The names given to various Internet scams are amusing. They also are important. Common sense says that the more precisely a threat is defined, the more effective technical countermeasures will emerge. Nomenclature and taxonomies are particularly vital in combating e-mail-based scams because, ultimately, the understanding and cooperation of the public is more important than technical fixes. Simply put, the better folks understand the issues, the better the odds are of staying safe -- and it all starts with evocative names.
But the names proliferate: phishing, spear phishing, pharming and drive-by-phishing. In a relatively recent innovation, there now is whaling. All of these terms refer to efforts to get folks to surrender valuable information or to click on links that do bad things to their systems, such as plant key loggers and spyware. This Dark Reading piece details whaling. The name derives, no doubt, from the fact that the people targeted are high-ranking "C-level" executives. The difference between spear phishing and whaling appears to be a bit cloudy. Whaling, it seems, involves more extensive research of, and knowledge about, the target. The exploits also can be more elaborate, involving 800-type phone calls, usually using VoIP, that extend the scam.
The story refers to a whaling exploit uncovered by Proofpoint in which the targeted executives were addressed by name and properties they owned referred to. The crooks then use their old tricks, fooling, pressuring and otherwise nudging the victim to do what they want. The story describes products from Proofpoint and Iconix aimed at safeguarding the executives and their organizations.

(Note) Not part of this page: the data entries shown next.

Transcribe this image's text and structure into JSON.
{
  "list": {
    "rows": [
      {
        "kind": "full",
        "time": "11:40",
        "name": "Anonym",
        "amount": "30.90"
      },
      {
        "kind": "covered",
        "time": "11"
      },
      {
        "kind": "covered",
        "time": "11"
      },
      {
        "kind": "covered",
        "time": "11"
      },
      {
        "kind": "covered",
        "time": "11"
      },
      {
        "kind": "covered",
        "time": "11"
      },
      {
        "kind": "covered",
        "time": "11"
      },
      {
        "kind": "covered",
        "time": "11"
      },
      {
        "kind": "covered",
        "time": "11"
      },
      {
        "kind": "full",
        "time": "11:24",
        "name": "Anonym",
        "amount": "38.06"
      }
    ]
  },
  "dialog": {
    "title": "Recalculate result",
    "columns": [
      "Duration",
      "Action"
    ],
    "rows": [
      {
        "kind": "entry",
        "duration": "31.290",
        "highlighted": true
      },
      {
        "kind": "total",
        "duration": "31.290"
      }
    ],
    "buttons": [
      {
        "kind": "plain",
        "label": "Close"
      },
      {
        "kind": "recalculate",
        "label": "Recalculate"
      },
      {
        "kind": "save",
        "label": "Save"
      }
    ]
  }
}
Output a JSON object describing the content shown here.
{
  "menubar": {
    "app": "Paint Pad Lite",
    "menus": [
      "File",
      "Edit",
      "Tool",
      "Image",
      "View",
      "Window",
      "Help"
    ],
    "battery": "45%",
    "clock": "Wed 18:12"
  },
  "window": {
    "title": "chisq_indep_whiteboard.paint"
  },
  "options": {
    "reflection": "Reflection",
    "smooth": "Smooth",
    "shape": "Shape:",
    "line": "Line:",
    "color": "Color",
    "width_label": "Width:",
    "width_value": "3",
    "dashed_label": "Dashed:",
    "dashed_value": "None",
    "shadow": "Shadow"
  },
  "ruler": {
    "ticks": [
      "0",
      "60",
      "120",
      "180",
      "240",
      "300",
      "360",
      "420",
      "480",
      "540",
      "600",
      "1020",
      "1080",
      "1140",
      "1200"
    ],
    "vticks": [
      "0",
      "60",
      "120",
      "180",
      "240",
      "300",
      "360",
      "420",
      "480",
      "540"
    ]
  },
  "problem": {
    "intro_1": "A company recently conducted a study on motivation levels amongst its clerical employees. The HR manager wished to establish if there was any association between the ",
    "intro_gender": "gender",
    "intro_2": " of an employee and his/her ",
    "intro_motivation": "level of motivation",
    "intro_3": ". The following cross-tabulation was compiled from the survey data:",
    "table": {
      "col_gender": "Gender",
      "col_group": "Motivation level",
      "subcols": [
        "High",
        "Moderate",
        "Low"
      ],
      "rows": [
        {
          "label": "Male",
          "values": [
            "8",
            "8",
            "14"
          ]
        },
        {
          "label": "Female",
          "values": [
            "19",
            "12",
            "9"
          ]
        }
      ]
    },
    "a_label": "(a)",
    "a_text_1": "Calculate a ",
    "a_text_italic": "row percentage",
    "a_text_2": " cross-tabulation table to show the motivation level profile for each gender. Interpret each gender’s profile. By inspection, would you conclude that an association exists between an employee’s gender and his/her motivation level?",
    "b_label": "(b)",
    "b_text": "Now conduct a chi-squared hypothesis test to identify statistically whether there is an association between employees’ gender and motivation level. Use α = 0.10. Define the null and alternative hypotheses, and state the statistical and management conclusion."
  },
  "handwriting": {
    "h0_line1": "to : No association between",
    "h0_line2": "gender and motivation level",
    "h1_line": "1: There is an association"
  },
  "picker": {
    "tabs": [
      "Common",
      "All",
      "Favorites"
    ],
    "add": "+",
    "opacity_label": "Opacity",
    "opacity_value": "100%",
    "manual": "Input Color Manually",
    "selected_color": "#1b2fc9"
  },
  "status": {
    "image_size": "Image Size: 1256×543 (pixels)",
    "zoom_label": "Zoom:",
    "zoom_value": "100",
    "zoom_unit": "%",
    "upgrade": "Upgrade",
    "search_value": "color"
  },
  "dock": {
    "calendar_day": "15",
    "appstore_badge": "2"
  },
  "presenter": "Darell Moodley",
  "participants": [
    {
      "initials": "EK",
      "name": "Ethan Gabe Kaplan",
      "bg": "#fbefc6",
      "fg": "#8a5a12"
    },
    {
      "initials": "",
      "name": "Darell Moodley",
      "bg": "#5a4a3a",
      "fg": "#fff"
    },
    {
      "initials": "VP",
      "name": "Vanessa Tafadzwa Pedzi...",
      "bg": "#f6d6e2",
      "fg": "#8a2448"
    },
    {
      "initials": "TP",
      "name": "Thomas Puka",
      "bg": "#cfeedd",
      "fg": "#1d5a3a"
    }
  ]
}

This piece from Accounting Web in the UK mentions whaling but, like the Dark Reading piece, doesn't draw clear distinctions between it and phishing. It appears most likely that there are no precise delineations as yet. The piece describes MessageLab's detection of multiple whaling e-mails. The bursts can be intense: The company reported 514 sent in two hours in June and 1,100 over a 15-hour period in September. A sidebar has six anti-phishing tips that, perhaps, can be distributed to employees.
This Frequency X post lays out the differences, at least in this blogger's mind, between spear phishing and whaling. Spear phishing, he says, focuses on blanketing a discrete group -- often but not necessarily a business -- with spam, hoping that one or more people fall into the trap. It differs from generalized phishing in that the goal isn't necessarily to gain access to the victim's bank account or other vital data. Instead, the aim is access to the entire network. Whaling, conversely, targets only the heads of the organization or other important folks.
These definitions make sense. The key, however, is whether they generally are accepted and used by the bulk of security forces. More likely, the terms will be used interchangeably -- and therefore inaccurately. That's too bad, but unavoidable.
Security IT Hub adds that government and military entities often are the recipients of whaling attacks. An InformationWeek story in November appears to validate this contention with a description of a whaling exploit in October that was launched against the U.S. Equal Opportunity Commission.